It was originally difficult for this Court to determine the income of Defendant because this Court did not find Defendant's tax returns to be credible. When comparing his tax returns in Exhibit 5 with his budget in Exhibit 17, and his income and expense statements from Exhibit 1, the Court finds that Defendant uses the terminology "gross and net income" to mean different things at different times, depending on his purpose. For instance, on the 2014 tax return Defendant claimed his total income was $190, 484. He inappropriately stated his rental income and failed to include Schedule C information in his testimony. The Court will note the testimony from Defendant was that he charged his business $30, 000 per year for rent (which is income to him and reduced his business income), as well as an additional $6, 000 per year for rent, for a total rent of $36, 000 per year (income to him). It is unknown how much he allocated to depreciation.
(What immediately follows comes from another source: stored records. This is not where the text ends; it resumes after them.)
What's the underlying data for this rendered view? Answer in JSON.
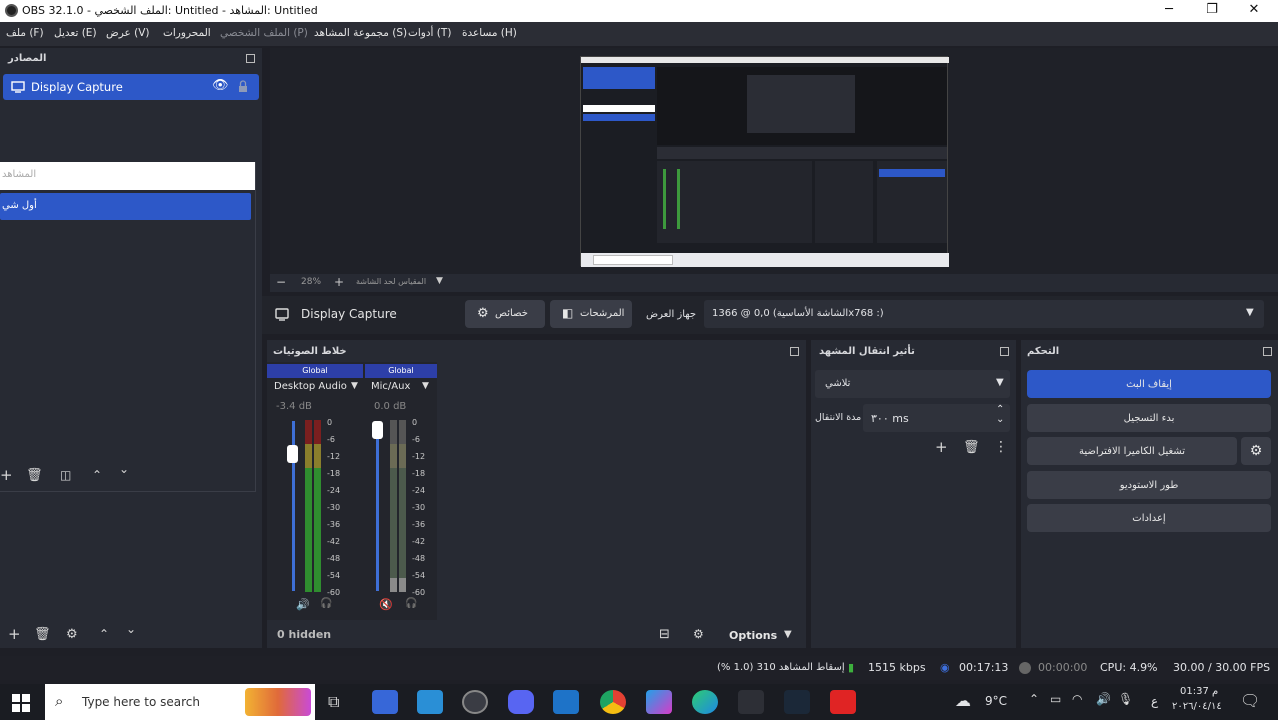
{
  "window": {
    "title": "OBS 32.1.0 - الملف الشخصي: Untitled - المشاهد: Untitled",
    "min": "─",
    "max": "❐",
    "close": "✕"
  },
  "menu": {
    "file": "ملف (F)",
    "edit": "تعديل (E)",
    "view": "عرض (V)",
    "docks": "المحرورات",
    "profile": "الملف الشخصي (P)",
    "scene_collection": "مجموعة المشاهد (S)",
    "tools": "أدوات (T)",
    "help": "مساعدة (H)"
  },
  "sources": {
    "title": "المصادر",
    "item": "Display Capture"
  },
  "scenes": {
    "search_placeholder": "المشاهد",
    "item": "أول شي"
  },
  "preview": {
    "zoom": "28%",
    "zoom_minus": "−",
    "zoom_plus": "+",
    "fit_label": "المقياس لحد الشاشة"
  },
  "props_bar": {
    "source_name": "Display Capture",
    "properties": "خصائص",
    "filters": "المرشحات",
    "display_label": "جهاز العرض",
    "display_value": "الشاشة الأساسية) 0,0 @ 1366x768 :)"
  },
  "mixer": {
    "title": "خلاط الصوتيات",
    "channels": [
      {
        "tag": "Global",
        "name": "Desktop Audio",
        "db": "-3.4 dB",
        "level": 0.78,
        "muted": false
      },
      {
        "tag": "Global",
        "name": "Mic/Aux",
        "db": "0.0 dB",
        "level": 0.94,
        "muted": true
      }
    ],
    "scale": [
      "0",
      "-6",
      "-12",
      "-18",
      "-24",
      "-30",
      "-36",
      "-42",
      "-48",
      "-54",
      "-60"
    ],
    "hidden": "0 hidden",
    "options": "Options"
  },
  "transitions": {
    "title": "تأثير انتقال المشهد",
    "selected": "تلاشي",
    "duration_label": "مدة الانتقال",
    "duration_value": "٣٠٠ ms"
  },
  "controls": {
    "title": "التحكم",
    "stream": "إيقاف البث",
    "record": "بدء التسجيل",
    "virtual_cam": "تشغيل الكاميرا الافتراضية",
    "studio": "طور الاستوديو",
    "settings": "إعدادات"
  },
  "status": {
    "dropped": "إسقاط المشاهد 310 (1.0 %)",
    "bitrate": "1515 kbps",
    "stream_time": "00:17:13",
    "rec_time": "00:00:00",
    "cpu": "CPU: 4.9%",
    "fps": "30.00 / 30.00 FPS"
  },
  "taskbar": {
    "search_placeholder": "Type here to search",
    "weather": "9°C",
    "time": "01:37 م",
    "date": "٢٠٢٦/٠٤/١٤",
    "lang": "ع"
  },
  "colors": {
    "accent": "#2d58c8",
    "panel": "#272a33",
    "bg": "#1e1f26"
  }
}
The health savings account in the amount of $6, 500 paid by the business and the self-employed insurance premium payments on his behalf were not necessary to produce income from the business and are considered income to him. This Court has not been provided a list of itemized deductions from Schedule A and therefore finds that $267, 000 is the gross income for the year 2014. Defendant has come forth with no additional information to prove the reasonableness and necessity of any of his deductions. For the year 2013, Defendant states his Schedule C income at $145, 459. However, the gross income on Schedule C for 2013 was $233, 150. It is noted the business pays for Defendant's automobile at $10, 497; that he deducts $30, 000 for an unknown reason; that his meals in the amount of $2, 738 are deducted and his "other expenses" in the amount of $15, 017 are deducted. There is no documentation to back up any of these deductions. On Schedule E where he did reflect his rent received in the amount of $36, 000 he also took out $6, 789 for depreciation, $261 for amortization which both should be added back to his $11, 659 net rent, and these added to his income would certainly put his 2013 income from Line 22 of his 2013 tax return in the $200, 000 range. Additionally, Defendant deducted $6, 450 for his health savings account, which was not necessary to produce his income as stated above. Defendant also deducted $10, 000 he put in his retirement and $11, 506 for self-employed health insurance premiums.
This Court does not find additional deductions in the amount of $30, 000 for 2014 to be supported by any proof and his car and truck expense should be added to his income. Exhibit 5 to the August 29, 2017 hearing shows that while this case was pending, Defendant produced $60, 000 less in commission in 2015 than he did in 2014.
The Court does not find Defendant's 2015 numbers to be accurate nor part of the proof in this case. There is no supporting documentation for his claimed $83, 354 in business expenses in 2014 nor his $87, 691 in business expenses for 2013. The Court has previously found that the trail, which is ...

Buy This Entire Record For $7.95

Download the entire decision to receive the complete text, official citation,
docket number, dissents and concurrences, and footnotes for this case.

Learn more about what you receive with purchase of this case.